Primary sources provide first-hand testimony or direct evidence concerning a topic under investigation. They are created by witnesses or recorders who experienced the events or conditions being documented. Often these sources are created at the time when the events or conditions are occurring, but primary sources can also include autobiographies, memoirs, and oral histories recorded later. Primary sources are characterized by their content, regardless of whether they are available in original format, in microfilm/microfiche, in digital format, or in published format.
Thanks to the Yale University Library for this description.
Secondary sources are works that interpret, analyze, and discuss the evidence provided by primary sources (e.g., scholarly books and articles). The secondary sources are generally a second-hand account or observation at least one step removed from the event, i.e., accounts written after the fact by people not present when an event took place. Such sources are second-hand interpretations of what occurred.
*Some of the above material is used with permission from the University of Pittsburgh Library's research guide on Primary Sources
Primary sources for music may include
Secondary Sources may Include
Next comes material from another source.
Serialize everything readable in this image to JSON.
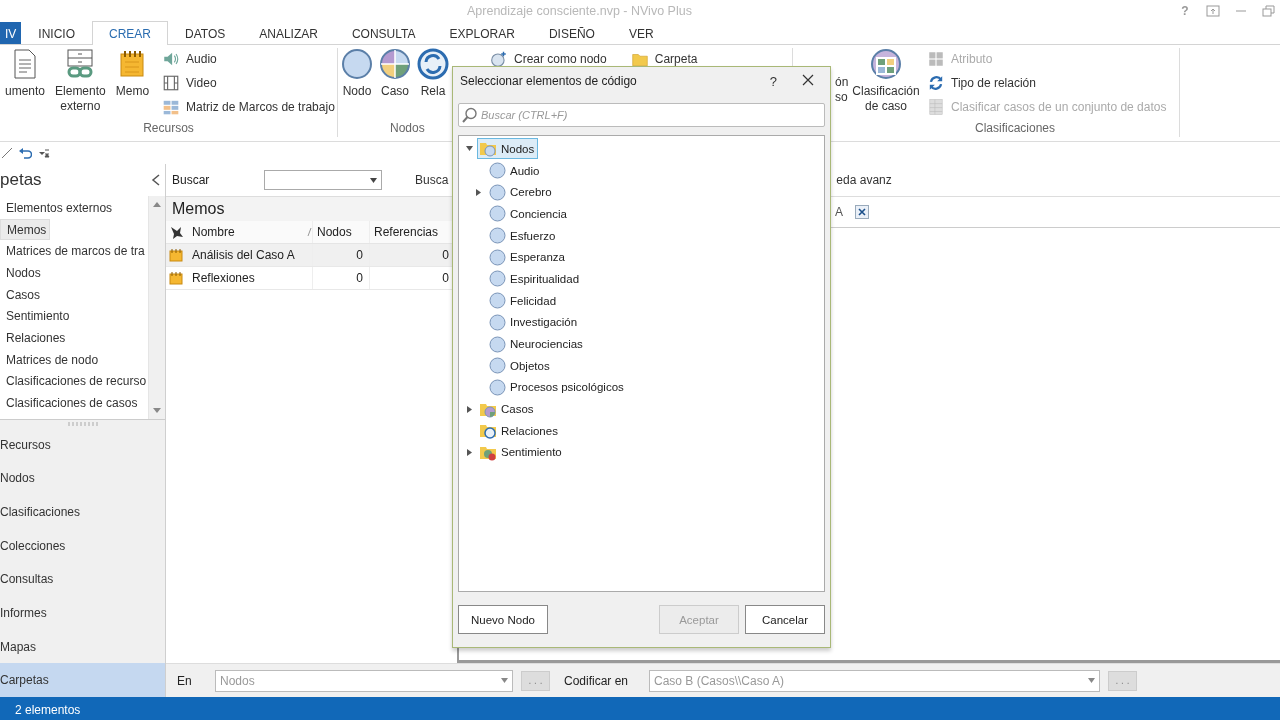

Music: score, sound recording, contemporary review, letter, personal account by composer or musician